  1. The cyclamen (presumably hardy C. coum) have naturalised because they are totally happy with the conditions you describe under your tree. By trying to introduce something else into this area that will “shine” at a different time of year you may well mess up the cyclamen dormancy cycle and spoil their display.
  2. Few of us give enough thought to creating places to sit in our gardens, and this spot may be a good one: looking outwards from under the shady canopy of a tree, it is possible to enjoy a different view of the more flowery parts of your summer garden.

My suggestion is to acquire a bench and plonk it on to the cool, dry, bare earth (put down composted bark or fine bark chippings first if you must) and sit on your cyclamen for their three/four months of dormancy.

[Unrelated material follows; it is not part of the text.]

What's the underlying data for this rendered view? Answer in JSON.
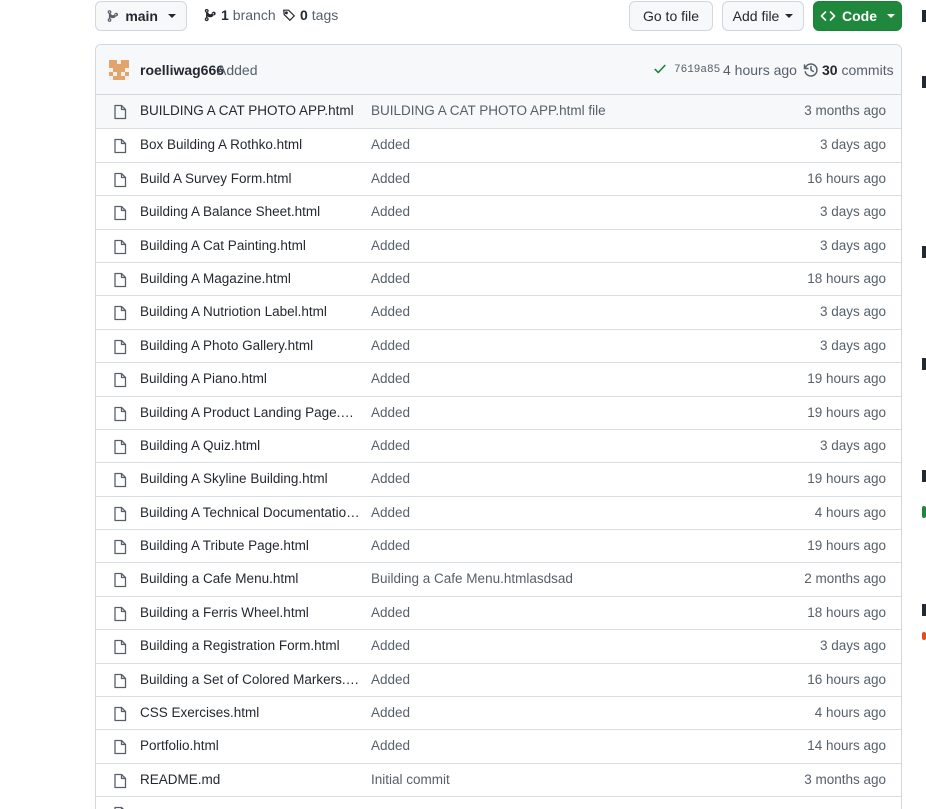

If you would still prefer to have something to look at, buy a big, good-looking pot and fill it with variegated ground elder (Aegopodium podagraria ‘Variegatum’). This is an excellent and well-behaved container plant for deep shade, and may provide a talking 
point into the bargain.

DEAD WALNUT WOOD

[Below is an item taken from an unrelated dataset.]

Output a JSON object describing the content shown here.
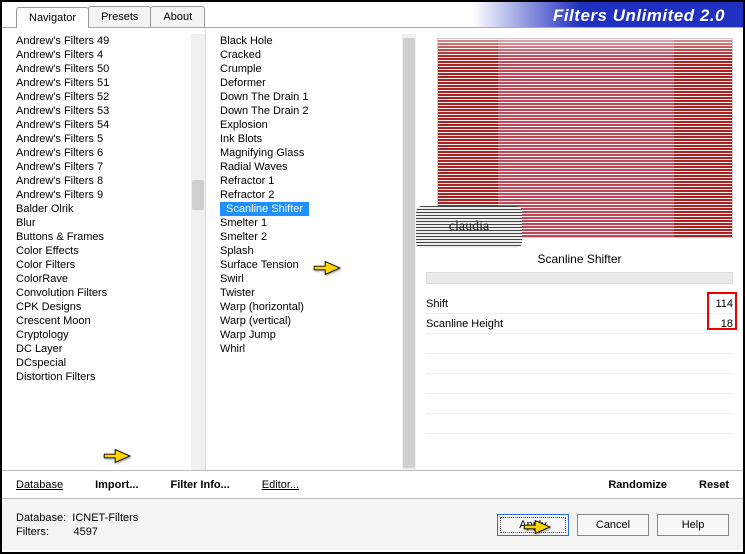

I have a walnut tree, about 15 years old. Last winter I pruned it, which seems to have encouraged huge new growth and a lot of walnuts this year. However, there is a lot of dead wood on the tree where there is no growth or bud – should I cut this off?

Alexis Howard – via email

Of course it would be good to know why there is so much dead wood in your walnut tree – it is, in my view, unlikely to be simply the result of last summer’s drought, and may just be 15 years of dead-twiggery that has suddenly become more visible because of the pruning you did. But to answer your question: it is always a good idea to take out, cleanly and with secateurs or a pruning saw, any old and obviously dead wood from trees and shrubs as soon as it becomes evident.

Dead branch/shoot removal is partly about garden aesthetics but it is also true that, depending on the reason for the branch dieback and the type of woody plant, by tidying up you may prevent further die back and even fungal attack.

Most of us have seen, for example, the gradual ugly dieback of formerly healthy branches of roses, emanating from the short stubs left behind after indecisive pruning, or may have noticed the orange pustules of coral spot rot that can spread from dead wood to kill living branches of, amongst others, ornamental acers and Japanese quince.

‘FREAK’ SHOOTS

Last year, Mark Fennell’s hardy Fuchsia magellanica var. gracilis ‘Versicolor’ started to produce what he describes as “freak” green shoots. This year, there are more green shoots than ever. He asks if he can “stop the rot” and, if so, how.

Plants with variegated leaves such as this are bred from naturally occurring “sports” of green-leafed plants. As such, their growth may not be stable, and it is common for them to revert to green, a branch at a time as they age. This is most noticeable in variegated woody evergreens such as euonymus, where green shoots can quickly outnumber variegated ones.

The problem can be largely solved, or held at bay, by taking out green shoots from below the point of reversion as soon as they appear. This will be relatively easy with the hardy fuchsia, which can be cut to the bone in spring. Any green shoots produced from the resulting woody base can be quickly identified and pulled away at the point from which they stem.

Snipping them down later is less successful as they may branch and make the problem worse.

Jenni Parker asks if the pale-leafed strong shoots, so clearly different from the rest of her rugosa roses, are suckers. Yes, and they should be carefully wrenched from the wild rose root (below the graft). Snipping these can, as with reversion, make the problem worse.